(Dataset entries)
□ □ □

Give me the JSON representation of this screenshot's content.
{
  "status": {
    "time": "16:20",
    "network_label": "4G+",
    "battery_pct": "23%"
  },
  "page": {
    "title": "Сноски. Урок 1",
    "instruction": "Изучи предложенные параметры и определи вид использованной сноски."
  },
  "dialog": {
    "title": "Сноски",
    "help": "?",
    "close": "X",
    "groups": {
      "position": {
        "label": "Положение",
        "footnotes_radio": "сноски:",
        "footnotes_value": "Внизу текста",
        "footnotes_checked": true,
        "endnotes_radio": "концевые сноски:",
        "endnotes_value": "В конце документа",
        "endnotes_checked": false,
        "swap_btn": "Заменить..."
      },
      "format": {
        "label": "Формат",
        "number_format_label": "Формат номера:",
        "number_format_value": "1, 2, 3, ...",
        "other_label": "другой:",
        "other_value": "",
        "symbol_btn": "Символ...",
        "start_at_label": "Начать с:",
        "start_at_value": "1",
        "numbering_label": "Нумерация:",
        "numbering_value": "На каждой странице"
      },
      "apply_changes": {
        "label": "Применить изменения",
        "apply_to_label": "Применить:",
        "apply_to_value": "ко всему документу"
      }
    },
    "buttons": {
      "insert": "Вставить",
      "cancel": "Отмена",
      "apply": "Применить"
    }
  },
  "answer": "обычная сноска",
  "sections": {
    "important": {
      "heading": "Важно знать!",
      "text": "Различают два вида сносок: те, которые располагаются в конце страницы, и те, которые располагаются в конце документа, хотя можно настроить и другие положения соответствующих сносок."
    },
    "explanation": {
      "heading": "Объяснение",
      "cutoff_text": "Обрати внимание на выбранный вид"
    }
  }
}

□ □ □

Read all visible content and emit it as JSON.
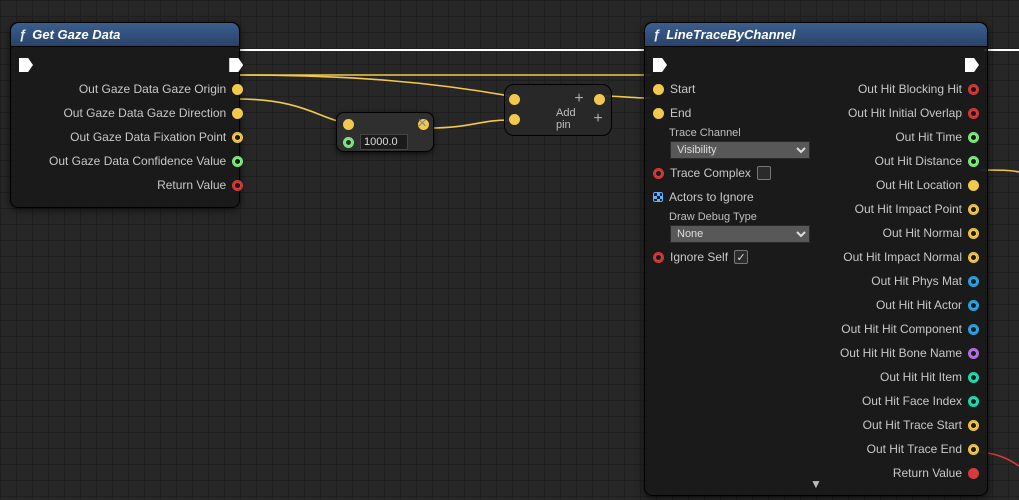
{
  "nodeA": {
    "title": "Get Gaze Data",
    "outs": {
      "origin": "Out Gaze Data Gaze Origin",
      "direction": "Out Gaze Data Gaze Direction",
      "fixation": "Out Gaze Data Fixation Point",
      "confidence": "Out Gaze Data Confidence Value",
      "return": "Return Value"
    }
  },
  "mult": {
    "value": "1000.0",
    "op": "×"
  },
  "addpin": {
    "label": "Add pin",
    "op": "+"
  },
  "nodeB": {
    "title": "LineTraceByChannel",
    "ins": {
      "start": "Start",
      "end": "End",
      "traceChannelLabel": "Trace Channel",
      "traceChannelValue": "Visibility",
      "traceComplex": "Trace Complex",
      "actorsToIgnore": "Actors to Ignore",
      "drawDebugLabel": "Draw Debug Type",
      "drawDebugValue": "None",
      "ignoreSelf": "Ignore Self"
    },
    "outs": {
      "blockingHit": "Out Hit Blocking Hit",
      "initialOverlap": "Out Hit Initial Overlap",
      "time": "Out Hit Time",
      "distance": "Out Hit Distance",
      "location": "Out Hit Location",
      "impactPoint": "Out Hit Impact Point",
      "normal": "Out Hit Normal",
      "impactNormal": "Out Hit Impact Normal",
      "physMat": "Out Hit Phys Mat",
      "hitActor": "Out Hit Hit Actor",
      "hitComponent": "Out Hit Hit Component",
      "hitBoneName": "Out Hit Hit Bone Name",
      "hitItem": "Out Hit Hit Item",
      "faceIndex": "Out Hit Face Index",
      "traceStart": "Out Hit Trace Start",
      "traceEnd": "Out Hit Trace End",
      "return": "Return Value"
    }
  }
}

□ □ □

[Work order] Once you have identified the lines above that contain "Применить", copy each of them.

[Output for this exercise]
        "label": "Применить изменения",
        "apply_to_label": "Применить:",
      "apply": "Применить"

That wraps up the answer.